It wasn’t quite the end for Mitchell, but it was certainly the beginning. He didn’t fit into Phil Parkinson’s plans, as the pragmatic need to build a functional team that would keep City in the Football League took over. Yet the type of player Mitchell was – the tuck-inside-wide-player – has been a constant feature of Parkinson’s tenure. As I wrote a few weeks ago, Mitchell was the early model that has taken us to Tony McMahon.
A month later Archie had left Valley Parade and Mitchell looked even more vulnerable. Yet he was to have one more night of triumph. Sheffield United away in the JPT, a penalty shootout. It all came down to Mitchell to score the winning spot kick. He made no mistake, sending the thousand or so of us City fans in the stand immediately behind the goal into raptures. I can still picture Mitchell’s face of joy.

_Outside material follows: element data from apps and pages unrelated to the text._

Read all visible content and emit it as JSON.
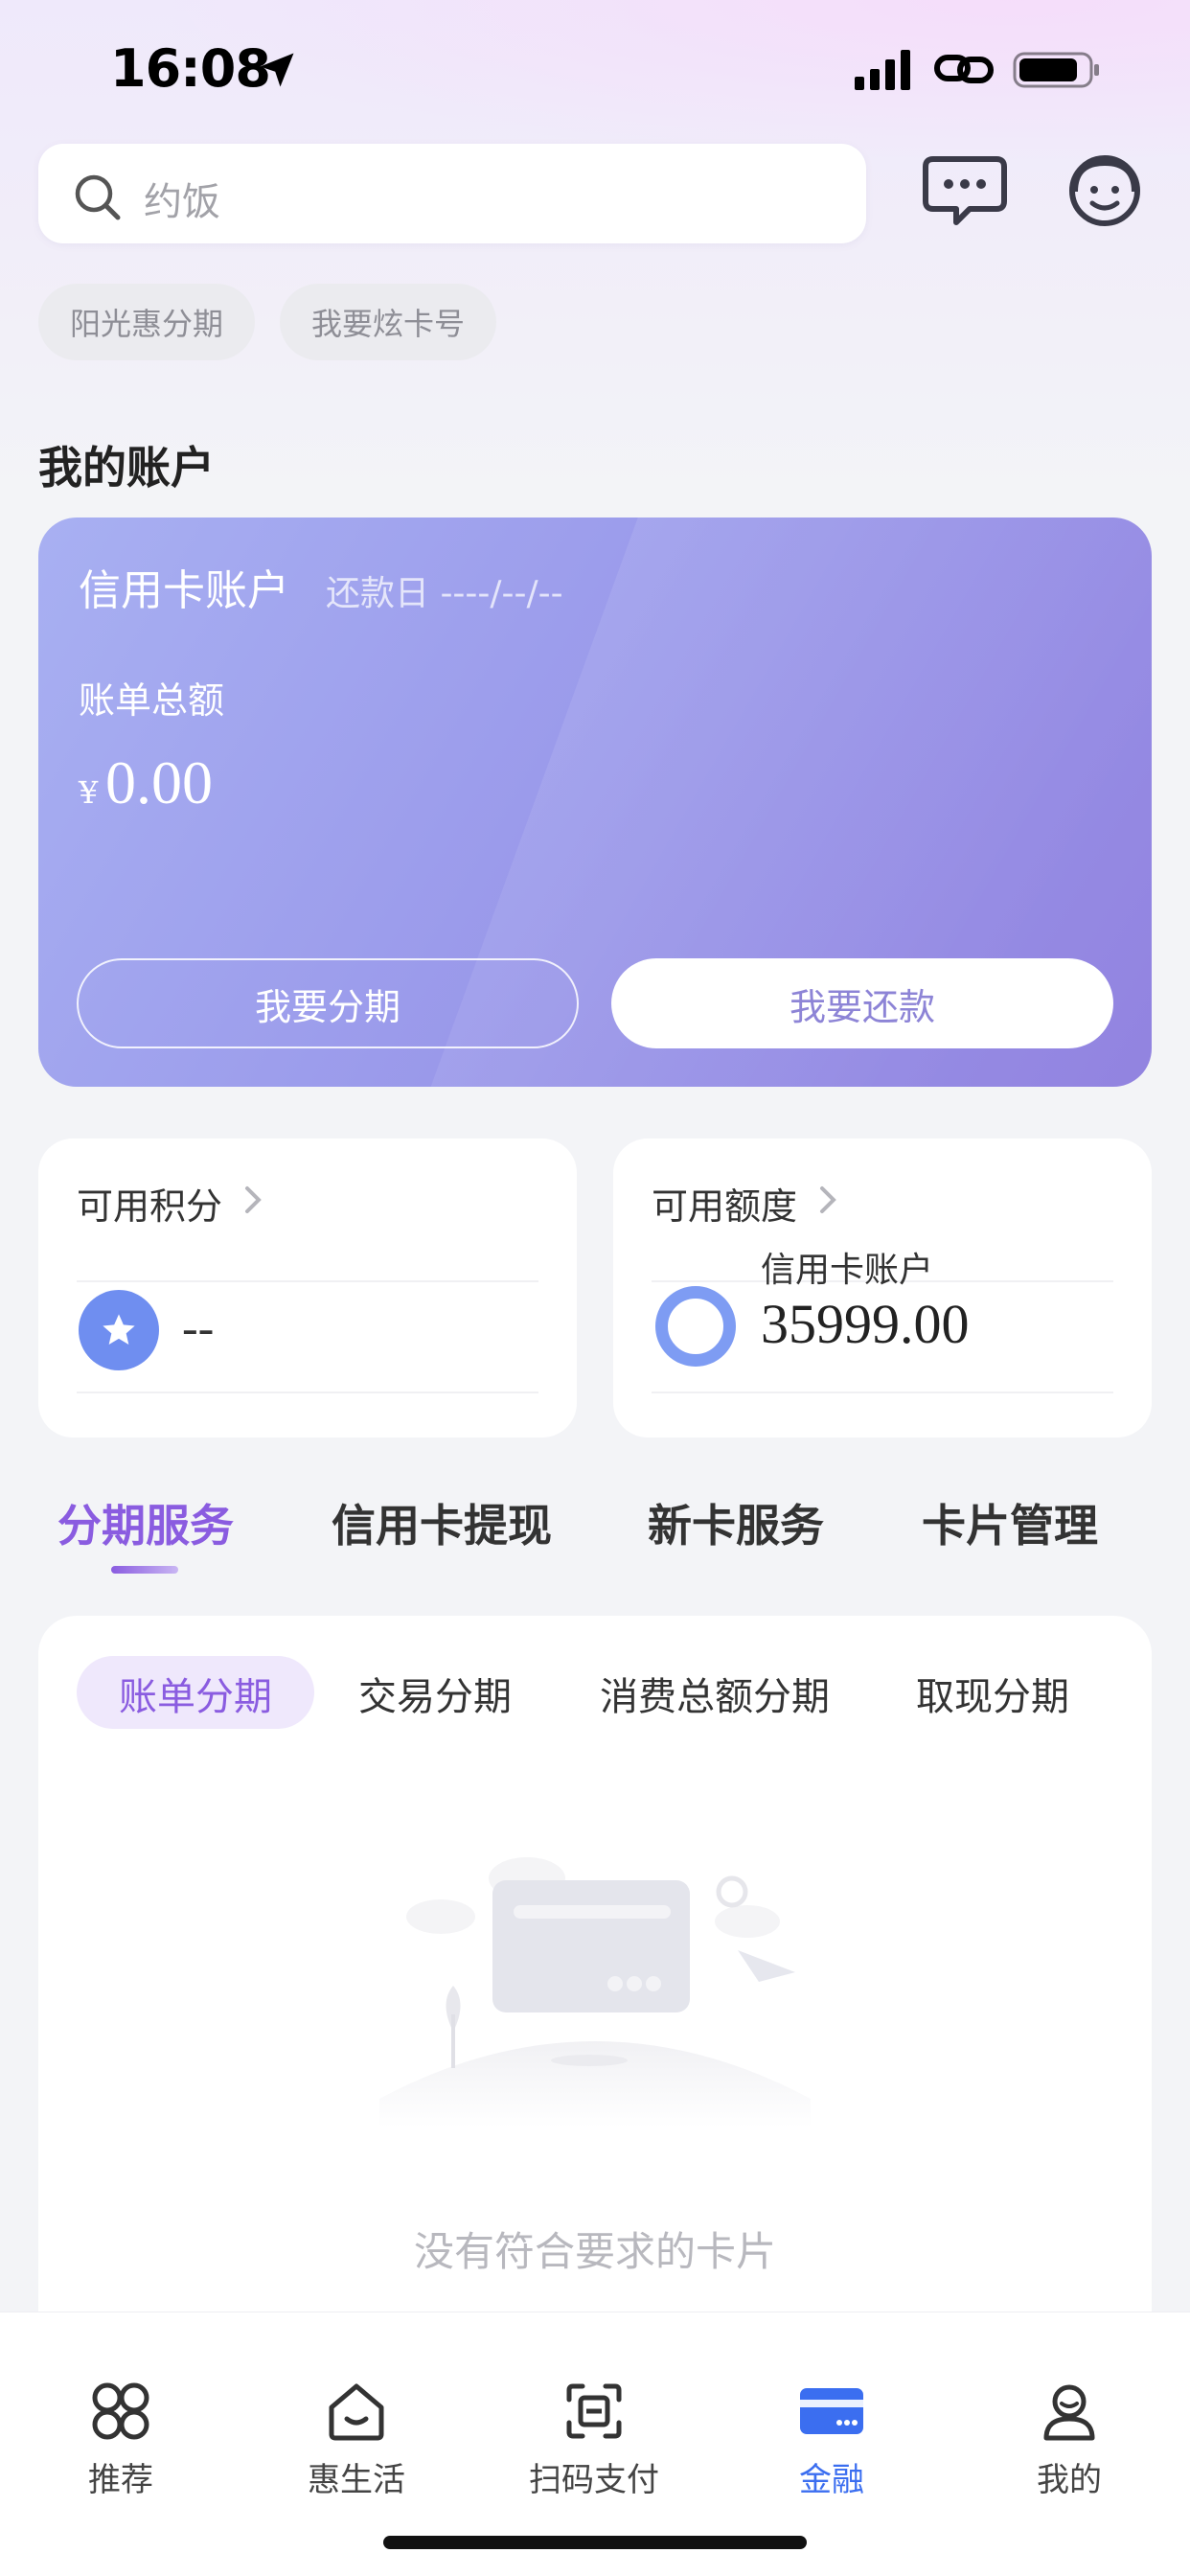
{
  "status_bar": {
    "time": "16:08"
  },
  "search": {
    "placeholder": "约饭"
  },
  "chips": [
    "阳光惠分期",
    "我要炫卡号"
  ],
  "account_section": {
    "title": "我的账户"
  },
  "credit_card": {
    "title": "信用卡账户",
    "due_label": "还款日 ----/--/--",
    "bill_label": "账单总额",
    "currency": "¥",
    "amount": "0.00",
    "installment_button": "我要分期",
    "repay_button": "我要还款"
  },
  "points_card": {
    "title": "可用积分",
    "value": "--"
  },
  "limit_card": {
    "title": "可用额度",
    "sub_label": "信用卡账户",
    "value": "35999.00"
  },
  "tabs": [
    "分期服务",
    "信用卡提现",
    "新卡服务",
    "卡片管理"
  ],
  "subtabs": [
    "账单分期",
    "交易分期",
    "消费总额分期",
    "取现分期"
  ],
  "empty_state": {
    "text": "没有符合要求的卡片"
  },
  "bottom_nav": [
    {
      "label": "推荐",
      "icon": "grid-icon"
    },
    {
      "label": "惠生活",
      "icon": "home-icon"
    },
    {
      "label": "扫码支付",
      "icon": "scan-icon"
    },
    {
      "label": "金融",
      "icon": "card-icon",
      "active": true
    },
    {
      "label": "我的",
      "icon": "user-icon"
    }
  ],
  "colors": {
    "accent": "#8a5ce0",
    "nav_active": "#3b6ef0",
    "card_start": "#a8b0f2",
    "card_end": "#9283e0"
  }
}
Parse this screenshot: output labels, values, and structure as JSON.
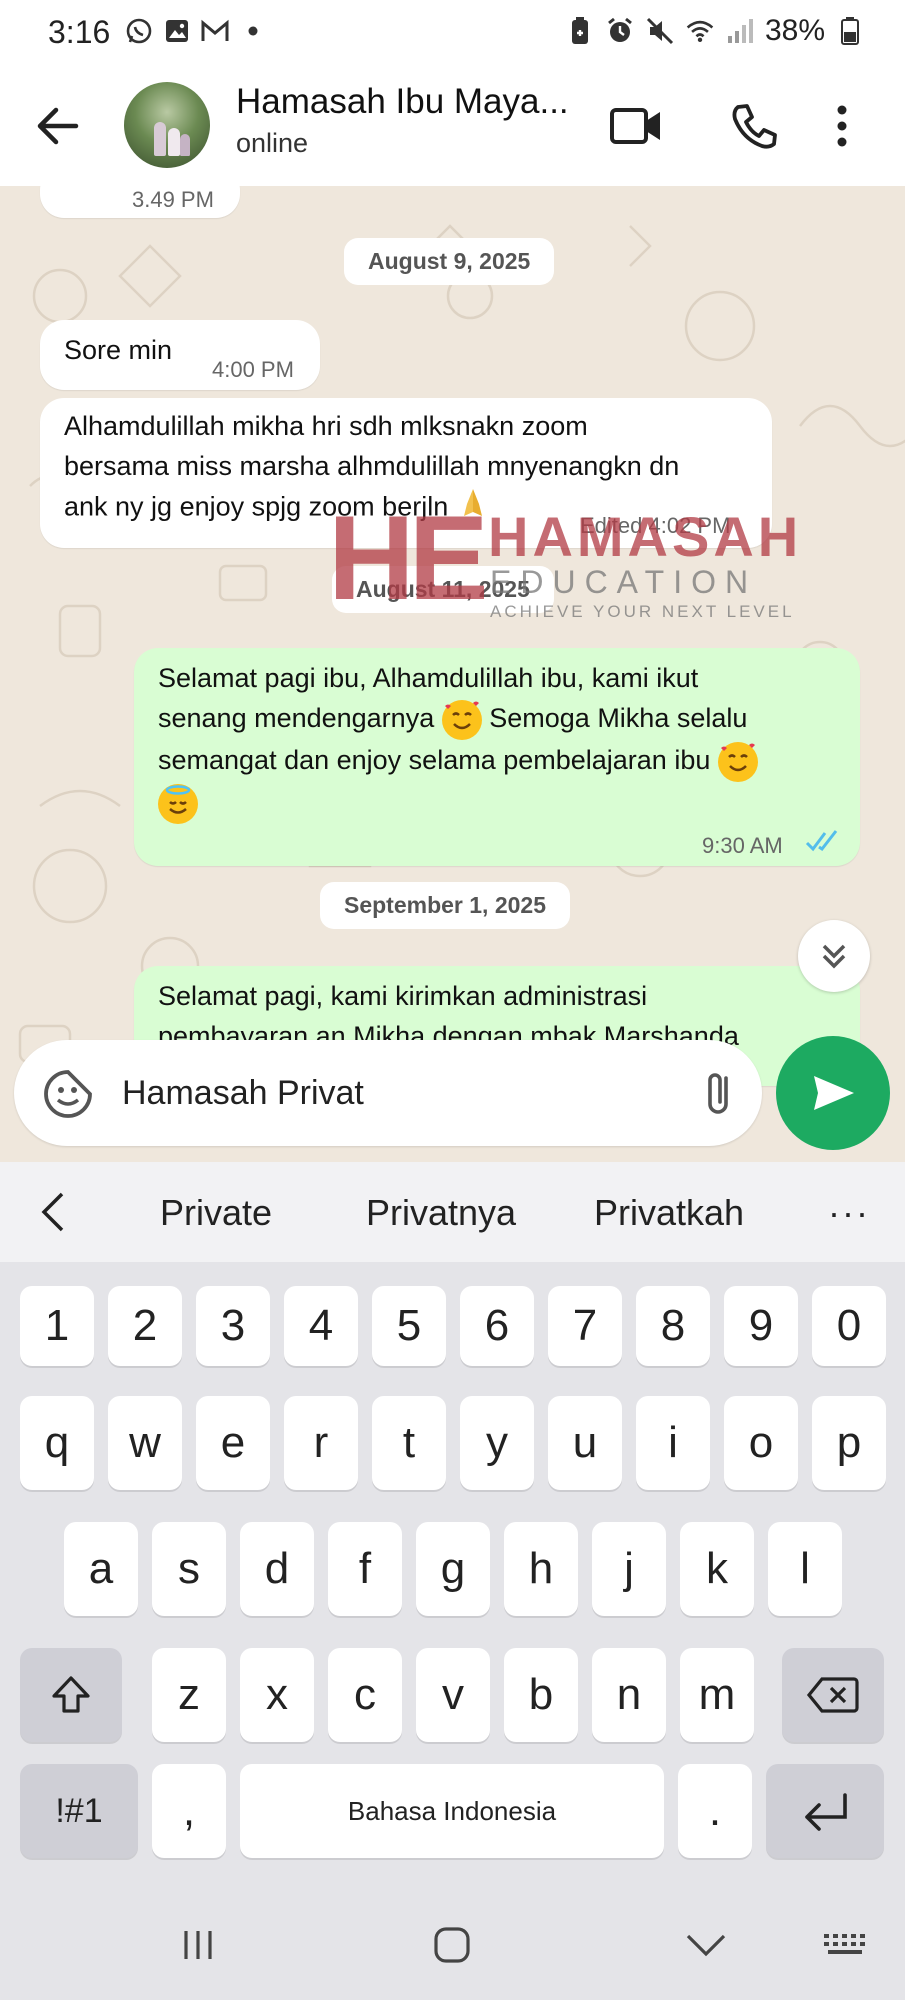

He deserved that, because whatever criticisms people wanted to level at him, no one could fault his effort and desire. He badly wanted to make it at Bradford City, and it was sad to see him fall short and fail to force his way into Parkinson’s long-term plans. Three days after the Sheffield United game he scored again, but the 3-2 defeat to Rotherham was a watershed moment for a handful of players that included Mitchell. He would only start once more, and eventually return to Scotland.
Back North of the border, Mitchell continued to struggle to make much of an impression, and spent the rest of his life in the lower leagues, firstly with Queen of the South. He was at Clyde this season and doing well; but having fallen to a semi-pro level and with the pressures of a regular day job to manage, he had to retire from playing and hadn’t featured since the end of January.
Mitchell’s sudden death, aged just 27, is a genuine tragedy. He spent much of his life dreaming of big things and got so close to it, and he should not be looked upon as a failure.
Because like Gus Caesar, getting as far as he did in life was a major achievement. Being so dedicated and talented at football took him to heights that millions of us can only dream of. Certainly amongst the Bradford City supporter community, who would not have wanted to have achieved the things he did? His man-of-the-match display against Barnet, scoring a winning penalty in a Yorkshire derby. My football career peaked with a two-yard tap-in during a PE lesson at school, and it died a death the day I volunteered to play right back in a Staff vs Students match – my English teacher absolutely destroyed me.
We supporters can criticise players all day long, but we don’t know really. Even the worst City players were blessed with ability that we could never come close to matching. There should never be any disgrace in narrowly failing to reach the required standard, for a profession that only 0.001% of us are actually good enough for.
So I hope that Chris Mitchell’s family are proud of what he achieved over his short life; and I hope they know that he will be fondly remembered by City fans for the moments of brilliance he showed.
RIP Chris Mitchell, a City Gent.